“Watford didn’t have much money so a lot of youth players were brought in. Malkay had me on the bench for Ipswich and Middlesbrough though I didn’t play.
“Sean Dyche gave me my pro deal but the Pozzos were buying the club and he was sacked.
“Then Gianfranco Zola came in. He was the best manager I ever played under. I did well in pre-season and he liked me and put me in the team. We made the play-offs that year.”
But there were injuries, loan moves and then a permanent departure for AFC Wimbledon, who he helped to League Two promotion in 2016.
He left the London area for Plymouth and Yeovil, which almost led to him quitting football aged 25.

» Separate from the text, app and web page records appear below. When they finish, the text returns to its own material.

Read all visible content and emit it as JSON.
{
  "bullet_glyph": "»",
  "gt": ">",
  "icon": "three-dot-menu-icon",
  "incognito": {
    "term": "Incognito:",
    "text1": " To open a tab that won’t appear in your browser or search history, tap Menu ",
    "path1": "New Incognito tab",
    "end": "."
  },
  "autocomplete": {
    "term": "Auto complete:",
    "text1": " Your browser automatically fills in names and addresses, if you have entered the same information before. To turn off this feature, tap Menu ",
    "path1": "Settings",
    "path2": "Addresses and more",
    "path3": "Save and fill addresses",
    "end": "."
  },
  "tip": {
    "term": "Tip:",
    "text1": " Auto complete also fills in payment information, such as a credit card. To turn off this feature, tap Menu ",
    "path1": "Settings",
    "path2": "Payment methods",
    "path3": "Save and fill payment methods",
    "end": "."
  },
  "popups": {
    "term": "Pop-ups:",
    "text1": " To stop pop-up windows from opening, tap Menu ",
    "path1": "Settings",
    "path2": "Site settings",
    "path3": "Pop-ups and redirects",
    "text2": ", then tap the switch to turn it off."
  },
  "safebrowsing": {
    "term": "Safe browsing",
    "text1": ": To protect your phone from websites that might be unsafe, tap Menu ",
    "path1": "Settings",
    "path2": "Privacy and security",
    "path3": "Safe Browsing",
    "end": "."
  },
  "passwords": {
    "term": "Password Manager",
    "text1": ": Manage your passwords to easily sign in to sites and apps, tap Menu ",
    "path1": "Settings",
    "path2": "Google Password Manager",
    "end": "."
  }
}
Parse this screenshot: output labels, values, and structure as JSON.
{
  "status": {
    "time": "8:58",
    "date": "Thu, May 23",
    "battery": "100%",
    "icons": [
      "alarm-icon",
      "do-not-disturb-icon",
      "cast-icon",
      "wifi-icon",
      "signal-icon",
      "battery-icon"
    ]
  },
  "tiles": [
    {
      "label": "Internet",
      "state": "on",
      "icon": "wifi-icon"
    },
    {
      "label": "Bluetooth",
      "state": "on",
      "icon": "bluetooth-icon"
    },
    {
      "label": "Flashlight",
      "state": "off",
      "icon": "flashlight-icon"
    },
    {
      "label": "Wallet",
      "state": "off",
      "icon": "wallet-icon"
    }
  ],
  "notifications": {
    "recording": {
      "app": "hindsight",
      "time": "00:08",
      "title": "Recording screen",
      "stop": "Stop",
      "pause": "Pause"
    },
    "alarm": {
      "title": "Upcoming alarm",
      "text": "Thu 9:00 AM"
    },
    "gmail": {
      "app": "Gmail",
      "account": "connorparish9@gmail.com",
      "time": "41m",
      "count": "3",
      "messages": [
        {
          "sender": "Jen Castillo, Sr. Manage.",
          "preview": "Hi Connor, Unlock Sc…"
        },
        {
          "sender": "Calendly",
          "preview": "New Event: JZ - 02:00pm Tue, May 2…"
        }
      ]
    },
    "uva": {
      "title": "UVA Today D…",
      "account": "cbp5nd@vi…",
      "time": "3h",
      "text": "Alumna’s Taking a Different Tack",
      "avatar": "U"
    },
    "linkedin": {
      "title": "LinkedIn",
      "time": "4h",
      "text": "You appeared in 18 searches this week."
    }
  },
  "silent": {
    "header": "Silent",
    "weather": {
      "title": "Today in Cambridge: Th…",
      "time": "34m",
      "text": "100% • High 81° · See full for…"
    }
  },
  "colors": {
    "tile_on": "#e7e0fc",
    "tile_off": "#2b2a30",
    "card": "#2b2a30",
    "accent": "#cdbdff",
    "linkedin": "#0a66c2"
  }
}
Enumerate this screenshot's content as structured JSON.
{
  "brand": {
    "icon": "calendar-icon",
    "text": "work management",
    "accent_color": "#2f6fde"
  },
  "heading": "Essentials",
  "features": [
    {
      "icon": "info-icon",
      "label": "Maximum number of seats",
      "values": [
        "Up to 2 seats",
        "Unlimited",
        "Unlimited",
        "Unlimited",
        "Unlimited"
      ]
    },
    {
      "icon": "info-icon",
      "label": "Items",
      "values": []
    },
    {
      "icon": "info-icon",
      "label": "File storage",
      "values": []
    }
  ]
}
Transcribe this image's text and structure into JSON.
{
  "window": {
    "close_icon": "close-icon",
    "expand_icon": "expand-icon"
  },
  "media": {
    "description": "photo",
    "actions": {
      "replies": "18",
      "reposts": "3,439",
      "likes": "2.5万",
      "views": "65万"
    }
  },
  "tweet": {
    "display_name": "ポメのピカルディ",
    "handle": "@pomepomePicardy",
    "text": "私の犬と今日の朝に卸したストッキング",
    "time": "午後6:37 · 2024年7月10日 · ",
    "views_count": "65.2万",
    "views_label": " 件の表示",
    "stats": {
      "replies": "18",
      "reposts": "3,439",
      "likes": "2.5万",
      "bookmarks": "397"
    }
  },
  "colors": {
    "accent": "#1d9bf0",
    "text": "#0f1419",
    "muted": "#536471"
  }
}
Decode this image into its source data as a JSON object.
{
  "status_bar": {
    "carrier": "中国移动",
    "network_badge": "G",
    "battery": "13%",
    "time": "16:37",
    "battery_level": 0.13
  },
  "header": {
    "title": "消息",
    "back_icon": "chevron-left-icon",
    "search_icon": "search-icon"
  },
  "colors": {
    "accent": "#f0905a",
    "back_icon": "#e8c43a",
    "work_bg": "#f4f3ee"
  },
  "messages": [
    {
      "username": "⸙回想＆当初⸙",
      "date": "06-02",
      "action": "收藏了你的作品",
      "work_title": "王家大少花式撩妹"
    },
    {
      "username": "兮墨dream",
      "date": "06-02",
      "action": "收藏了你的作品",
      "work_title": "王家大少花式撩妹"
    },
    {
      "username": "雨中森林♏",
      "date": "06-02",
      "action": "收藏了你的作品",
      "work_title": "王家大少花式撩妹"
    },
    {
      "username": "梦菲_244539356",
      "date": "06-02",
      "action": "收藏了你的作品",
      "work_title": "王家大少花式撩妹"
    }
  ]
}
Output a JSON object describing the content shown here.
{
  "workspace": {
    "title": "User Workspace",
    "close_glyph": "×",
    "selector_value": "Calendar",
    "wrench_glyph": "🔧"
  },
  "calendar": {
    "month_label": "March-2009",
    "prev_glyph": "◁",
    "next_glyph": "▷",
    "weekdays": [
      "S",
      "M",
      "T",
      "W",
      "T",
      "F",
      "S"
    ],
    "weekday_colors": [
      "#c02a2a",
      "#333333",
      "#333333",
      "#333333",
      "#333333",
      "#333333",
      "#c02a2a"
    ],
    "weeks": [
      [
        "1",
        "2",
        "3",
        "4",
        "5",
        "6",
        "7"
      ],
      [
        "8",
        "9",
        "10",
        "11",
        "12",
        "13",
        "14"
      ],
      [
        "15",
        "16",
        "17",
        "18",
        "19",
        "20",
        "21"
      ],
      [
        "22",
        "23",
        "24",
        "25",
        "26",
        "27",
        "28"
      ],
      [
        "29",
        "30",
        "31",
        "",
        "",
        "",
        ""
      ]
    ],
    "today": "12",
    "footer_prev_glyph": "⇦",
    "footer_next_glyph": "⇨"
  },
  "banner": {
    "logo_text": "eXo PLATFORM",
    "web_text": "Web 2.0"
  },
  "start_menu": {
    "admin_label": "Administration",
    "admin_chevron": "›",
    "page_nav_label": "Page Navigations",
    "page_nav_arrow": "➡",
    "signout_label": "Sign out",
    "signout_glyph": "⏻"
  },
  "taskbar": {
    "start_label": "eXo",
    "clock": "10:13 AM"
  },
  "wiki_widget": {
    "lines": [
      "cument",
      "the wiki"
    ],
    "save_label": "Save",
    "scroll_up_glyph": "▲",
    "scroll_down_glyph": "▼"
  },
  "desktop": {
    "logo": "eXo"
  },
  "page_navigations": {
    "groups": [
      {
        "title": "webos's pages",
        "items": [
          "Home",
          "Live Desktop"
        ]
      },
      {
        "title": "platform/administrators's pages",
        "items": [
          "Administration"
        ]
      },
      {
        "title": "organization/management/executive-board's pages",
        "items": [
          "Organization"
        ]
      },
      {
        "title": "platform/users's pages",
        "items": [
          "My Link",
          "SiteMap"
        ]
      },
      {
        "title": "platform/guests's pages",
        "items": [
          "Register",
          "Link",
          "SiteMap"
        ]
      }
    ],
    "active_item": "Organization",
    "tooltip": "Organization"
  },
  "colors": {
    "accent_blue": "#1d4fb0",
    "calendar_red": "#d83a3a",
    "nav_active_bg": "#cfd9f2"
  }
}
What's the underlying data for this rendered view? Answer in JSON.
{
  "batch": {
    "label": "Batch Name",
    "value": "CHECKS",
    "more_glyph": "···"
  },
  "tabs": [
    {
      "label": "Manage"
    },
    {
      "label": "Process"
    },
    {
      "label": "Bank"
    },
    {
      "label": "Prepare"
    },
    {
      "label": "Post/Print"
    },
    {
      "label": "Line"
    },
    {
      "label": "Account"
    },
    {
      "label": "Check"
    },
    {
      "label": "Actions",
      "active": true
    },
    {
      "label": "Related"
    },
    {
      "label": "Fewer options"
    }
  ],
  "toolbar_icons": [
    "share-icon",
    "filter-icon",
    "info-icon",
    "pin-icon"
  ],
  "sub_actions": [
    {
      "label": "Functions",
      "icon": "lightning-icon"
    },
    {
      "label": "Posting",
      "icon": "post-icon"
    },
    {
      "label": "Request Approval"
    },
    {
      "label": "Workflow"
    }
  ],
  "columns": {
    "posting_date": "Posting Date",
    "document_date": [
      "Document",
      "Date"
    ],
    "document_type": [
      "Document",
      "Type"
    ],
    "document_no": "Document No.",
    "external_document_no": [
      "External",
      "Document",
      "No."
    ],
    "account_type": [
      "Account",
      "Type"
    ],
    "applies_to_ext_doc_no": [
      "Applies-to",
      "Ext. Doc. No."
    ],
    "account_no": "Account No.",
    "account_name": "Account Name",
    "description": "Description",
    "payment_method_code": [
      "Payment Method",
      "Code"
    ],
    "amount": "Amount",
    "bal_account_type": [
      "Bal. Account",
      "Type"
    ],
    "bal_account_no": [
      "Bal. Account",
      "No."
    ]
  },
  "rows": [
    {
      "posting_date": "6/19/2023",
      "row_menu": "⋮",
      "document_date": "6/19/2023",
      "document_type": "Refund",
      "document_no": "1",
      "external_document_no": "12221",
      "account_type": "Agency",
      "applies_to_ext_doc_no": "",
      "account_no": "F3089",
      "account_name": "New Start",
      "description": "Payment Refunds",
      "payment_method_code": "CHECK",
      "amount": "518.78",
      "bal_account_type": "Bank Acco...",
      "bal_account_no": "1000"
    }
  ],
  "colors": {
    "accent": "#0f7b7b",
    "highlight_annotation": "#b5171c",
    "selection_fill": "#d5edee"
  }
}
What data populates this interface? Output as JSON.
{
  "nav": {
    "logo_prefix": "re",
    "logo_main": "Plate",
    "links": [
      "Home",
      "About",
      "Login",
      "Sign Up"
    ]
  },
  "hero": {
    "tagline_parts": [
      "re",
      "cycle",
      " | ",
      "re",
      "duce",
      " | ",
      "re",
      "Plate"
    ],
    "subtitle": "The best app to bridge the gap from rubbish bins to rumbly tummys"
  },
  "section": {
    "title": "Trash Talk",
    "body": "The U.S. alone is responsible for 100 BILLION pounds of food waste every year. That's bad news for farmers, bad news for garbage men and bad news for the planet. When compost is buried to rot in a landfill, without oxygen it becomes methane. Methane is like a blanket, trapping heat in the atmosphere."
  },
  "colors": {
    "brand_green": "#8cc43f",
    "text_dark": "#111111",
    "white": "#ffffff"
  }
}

Smith explained: “I just didn’t enjoy it. I’ve never been one to fall out with people but for whatever reason, me and the manager didn’t get on. I’ve no issue with that. I was just unhappy there and actually thought of quitting altogether.
“My other half Chelsea was there with me but she’s Watford-based, which is where I’d always been too. I went back for pre-season for my second year but I knew it was time. I just said, ‘Mutually cancel my contract, I don’t want a penny’. We wanted to be in Watford.
“It happened so quickly my agent didn’t have much time, I just said I wanted a club, I didn’t care about the level. So that day I signed for Boreham Wood and I’ve been in the National League ever since.
“We’re third in the league and have games in hand so promotion is the main aim. The chairman has been here 23 years and built the club that is ready for the league.
“The stadium is fantastic, the pitch is a million-pound pitch because Arsenal Ladies use it, we’ve got a 5G training pitch.
“That’s why before Saturday’s game with Eastleigh, we stressed that was the big game.
“Players can be forgiven for thinking, ‘Don’t get injured, then enjoy playing Everton’. So it was important we got the win.”